• Component data from apps and pages
::::::::
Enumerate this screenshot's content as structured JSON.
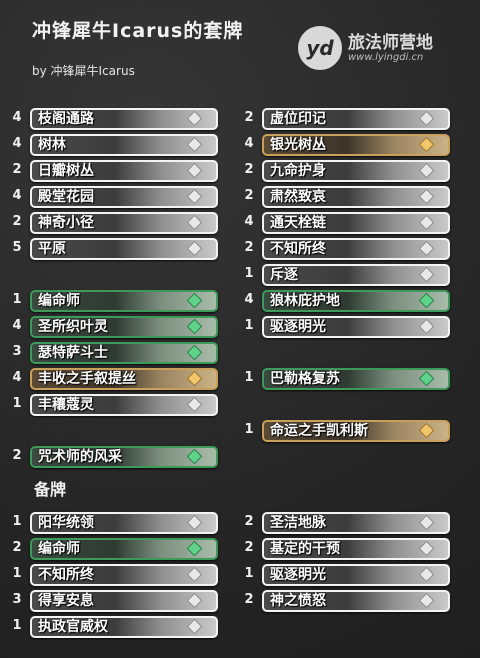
{
  "header": {
    "title": "冲锋犀牛Icarus的套牌",
    "byline": "by 冲锋犀牛Icarus"
  },
  "logo": {
    "mark": "yd",
    "name": "旅法师营地",
    "url": "www.lyingdi.cn"
  },
  "deck": {
    "left": [
      {
        "count": "4",
        "name": "枝阁通路",
        "rarity": "common"
      },
      {
        "count": "4",
        "name": "树林",
        "rarity": "common"
      },
      {
        "count": "2",
        "name": "日瓣树丛",
        "rarity": "common"
      },
      {
        "count": "4",
        "name": "殿堂花园",
        "rarity": "common"
      },
      {
        "count": "2",
        "name": "神奇小径",
        "rarity": "common"
      },
      {
        "count": "5",
        "name": "平原",
        "rarity": "common"
      },
      {
        "count": "1",
        "name": "编命师",
        "rarity": "green"
      },
      {
        "count": "4",
        "name": "圣所织叶灵",
        "rarity": "green"
      },
      {
        "count": "3",
        "name": "瑟特萨斗士",
        "rarity": "green"
      },
      {
        "count": "4",
        "name": "丰收之手叙提丝",
        "rarity": "gold"
      },
      {
        "count": "1",
        "name": "丰穰蔻灵",
        "rarity": "common"
      },
      {
        "count": "2",
        "name": "咒术师的风采",
        "rarity": "green"
      }
    ],
    "right": [
      {
        "count": "2",
        "name": "虚位印记",
        "rarity": "common"
      },
      {
        "count": "4",
        "name": "银光树丛",
        "rarity": "gold"
      },
      {
        "count": "2",
        "name": "九命护身",
        "rarity": "common"
      },
      {
        "count": "2",
        "name": "肃然致哀",
        "rarity": "common"
      },
      {
        "count": "4",
        "name": "通天栓链",
        "rarity": "common"
      },
      {
        "count": "2",
        "name": "不知所终",
        "rarity": "common"
      },
      {
        "count": "1",
        "name": "斥逐",
        "rarity": "common"
      },
      {
        "count": "4",
        "name": "狼林庇护地",
        "rarity": "green"
      },
      {
        "count": "1",
        "name": "驱逐明光",
        "rarity": "common"
      },
      {
        "count": "1",
        "name": "巴勒格复苏",
        "rarity": "green"
      },
      {
        "count": "1",
        "name": "命运之手凯利斯",
        "rarity": "gold"
      }
    ]
  },
  "sideboard": {
    "label": "备牌",
    "left": [
      {
        "count": "1",
        "name": "阳华统领",
        "rarity": "common"
      },
      {
        "count": "2",
        "name": "编命师",
        "rarity": "green"
      },
      {
        "count": "1",
        "name": "不知所终",
        "rarity": "common"
      },
      {
        "count": "3",
        "name": "得享安息",
        "rarity": "common"
      },
      {
        "count": "1",
        "name": "执政官威权",
        "rarity": "common"
      }
    ],
    "right": [
      {
        "count": "2",
        "name": "圣洁地脉",
        "rarity": "common"
      },
      {
        "count": "2",
        "name": "基定的干预",
        "rarity": "common"
      },
      {
        "count": "1",
        "name": "驱逐明光",
        "rarity": "common"
      },
      {
        "count": "2",
        "name": "神之愤怒",
        "rarity": "common"
      }
    ]
  }
}
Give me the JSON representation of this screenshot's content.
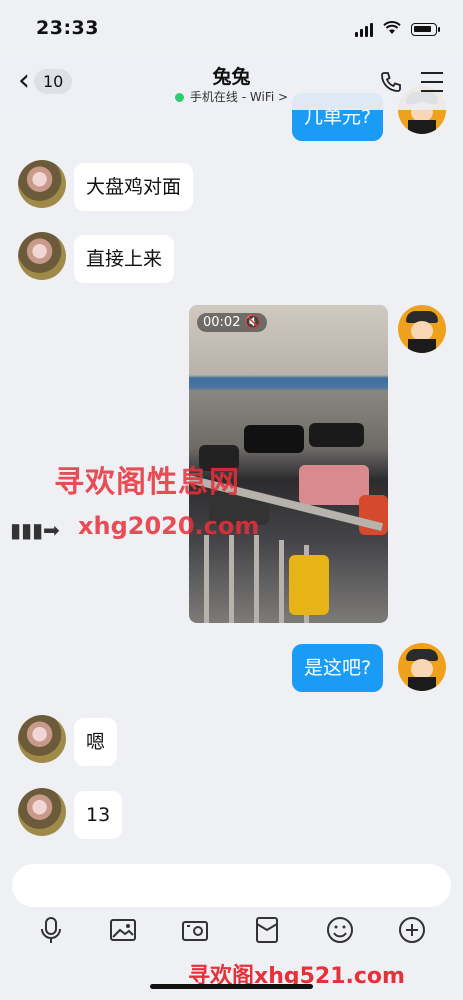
{
  "status_bar": {
    "time": "23:33"
  },
  "header": {
    "back_count": "10",
    "contact_name": "兔兔",
    "presence": "手机在线 - WiFi",
    "presence_chevron": ">"
  },
  "messages": [
    {
      "side": "right",
      "text": "几单元?"
    },
    {
      "side": "left",
      "text": "大盘鸡对面"
    },
    {
      "side": "left",
      "text": "直接上来"
    },
    {
      "side": "right",
      "type": "video",
      "duration": "00:02"
    },
    {
      "side": "right",
      "text": "是这吧?"
    },
    {
      "side": "left",
      "text": "嗯"
    },
    {
      "side": "left",
      "text": "13"
    }
  ],
  "overlay": {
    "watermark_cn": "寻欢阁性息网",
    "watermark_url": "xhg2020.com",
    "bottom_watermark": "寻欢阁xhg521.com"
  },
  "toolbar": [
    "mic-icon",
    "image-icon",
    "camera-icon",
    "red-packet-icon",
    "emoji-icon",
    "plus-icon"
  ],
  "colors": {
    "bubble_right": "#1a9bf5",
    "online": "#2ecc71",
    "watermark": "#e8303a"
  }
}
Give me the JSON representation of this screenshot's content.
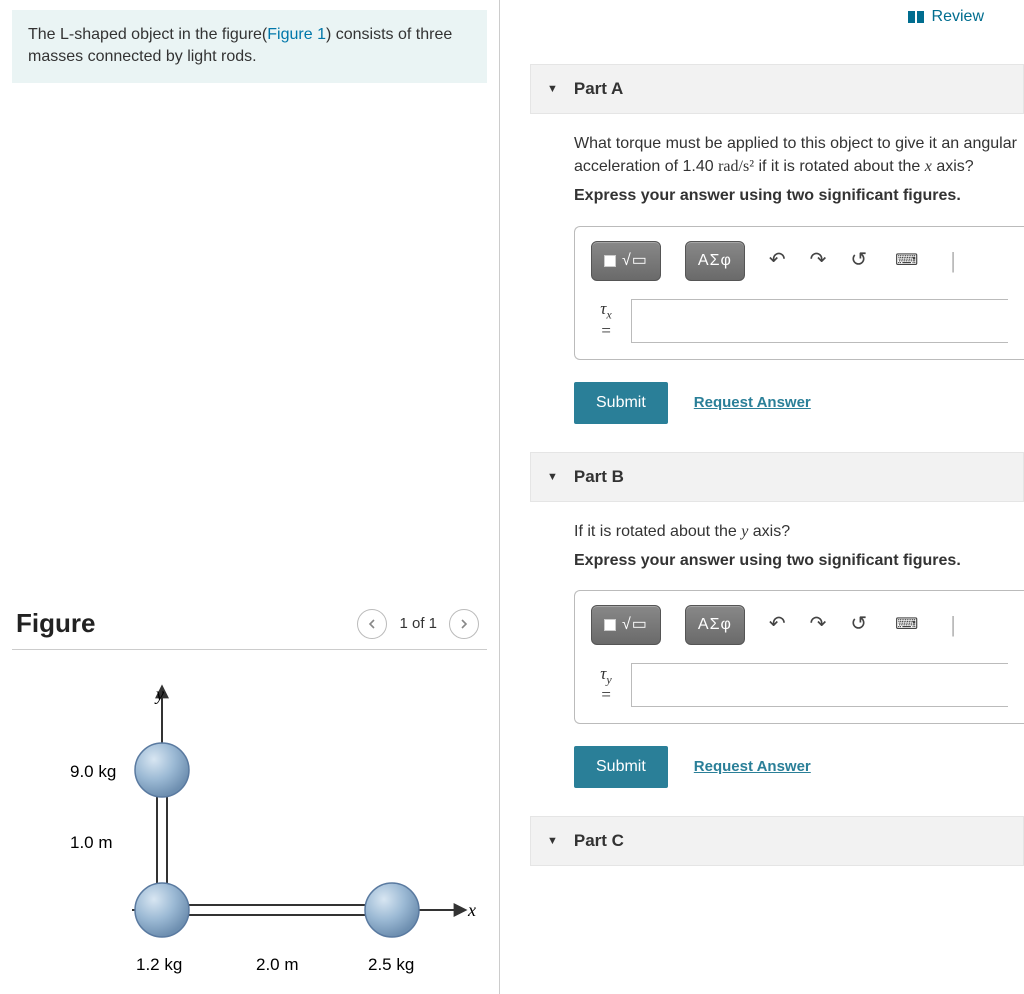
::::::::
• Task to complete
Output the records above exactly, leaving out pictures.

• Result of the task
Enumerate this screenshot's content as structured JSON.
{
  "header": {
    "title": "冲锋犀牛Icarus的套牌",
    "byline": "by 冲锋犀牛Icarus"
  },
  "logo": {
    "mark": "yd",
    "name": "旅法师营地",
    "url": "www.lyingdi.cn"
  },
  "deck": {
    "left": [
      {
        "count": "4",
        "name": "枝阁通路",
        "rarity": "common"
      },
      {
        "count": "4",
        "name": "树林",
        "rarity": "common"
      },
      {
        "count": "2",
        "name": "日瓣树丛",
        "rarity": "common"
      },
      {
        "count": "4",
        "name": "殿堂花园",
        "rarity": "common"
      },
      {
        "count": "2",
        "name": "神奇小径",
        "rarity": "common"
      },
      {
        "count": "5",
        "name": "平原",
        "rarity": "common"
      },
      {
        "count": "1",
        "name": "编命师",
        "rarity": "green"
      },
      {
        "count": "4",
        "name": "圣所织叶灵",
        "rarity": "green"
      },
      {
        "count": "3",
        "name": "瑟特萨斗士",
        "rarity": "green"
      },
      {
        "count": "4",
        "name": "丰收之手叙提丝",
        "rarity": "gold"
      },
      {
        "count": "1",
        "name": "丰穰蔻灵",
        "rarity": "common"
      },
      {
        "count": "2",
        "name": "咒术师的风采",
        "rarity": "green"
      }
    ],
    "right": [
      {
        "count": "2",
        "name": "虚位印记",
        "rarity": "common"
      },
      {
        "count": "4",
        "name": "银光树丛",
        "rarity": "gold"
      },
      {
        "count": "2",
        "name": "九命护身",
        "rarity": "common"
      },
      {
        "count": "2",
        "name": "肃然致哀",
        "rarity": "common"
      },
      {
        "count": "4",
        "name": "通天栓链",
        "rarity": "common"
      },
      {
        "count": "2",
        "name": "不知所终",
        "rarity": "common"
      },
      {
        "count": "1",
        "name": "斥逐",
        "rarity": "common"
      },
      {
        "count": "4",
        "name": "狼林庇护地",
        "rarity": "green"
      },
      {
        "count": "1",
        "name": "驱逐明光",
        "rarity": "common"
      },
      {
        "count": "1",
        "name": "巴勒格复苏",
        "rarity": "green"
      },
      {
        "count": "1",
        "name": "命运之手凯利斯",
        "rarity": "gold"
      }
    ]
  },
  "sideboard": {
    "label": "备牌",
    "left": [
      {
        "count": "1",
        "name": "阳华统领",
        "rarity": "common"
      },
      {
        "count": "2",
        "name": "编命师",
        "rarity": "green"
      },
      {
        "count": "1",
        "name": "不知所终",
        "rarity": "common"
      },
      {
        "count": "3",
        "name": "得享安息",
        "rarity": "common"
      },
      {
        "count": "1",
        "name": "执政官威权",
        "rarity": "common"
      }
    ],
    "right": [
      {
        "count": "2",
        "name": "圣洁地脉",
        "rarity": "common"
      },
      {
        "count": "2",
        "name": "基定的干预",
        "rarity": "common"
      },
      {
        "count": "1",
        "name": "驱逐明光",
        "rarity": "common"
      },
      {
        "count": "2",
        "name": "神之愤怒",
        "rarity": "common"
      }
    ]
  }
}
Give me the JSON representation of this screenshot's content.
{
  "status_bar": {
    "time": "23:33"
  },
  "header": {
    "back_count": "10",
    "contact_name": "兔兔",
    "presence": "手机在线 - WiFi",
    "presence_chevron": ">"
  },
  "messages": [
    {
      "side": "right",
      "text": "几单元?"
    },
    {
      "side": "left",
      "text": "大盘鸡对面"
    },
    {
      "side": "left",
      "text": "直接上来"
    },
    {
      "side": "right",
      "type": "video",
      "duration": "00:02"
    },
    {
      "side": "right",
      "text": "是这吧?"
    },
    {
      "side": "left",
      "text": "嗯"
    },
    {
      "side": "left",
      "text": "13"
    }
  ],
  "overlay": {
    "watermark_cn": "寻欢阁性息网",
    "watermark_url": "xhg2020.com",
    "bottom_watermark": "寻欢阁xhg521.com"
  },
  "toolbar": [
    "mic-icon",
    "image-icon",
    "camera-icon",
    "red-packet-icon",
    "emoji-icon",
    "plus-icon"
  ],
  "colors": {
    "bubble_right": "#1a9bf5",
    "online": "#2ecc71",
    "watermark": "#e8303a"
  }
}
Give me the JSON representation of this screenshot's content.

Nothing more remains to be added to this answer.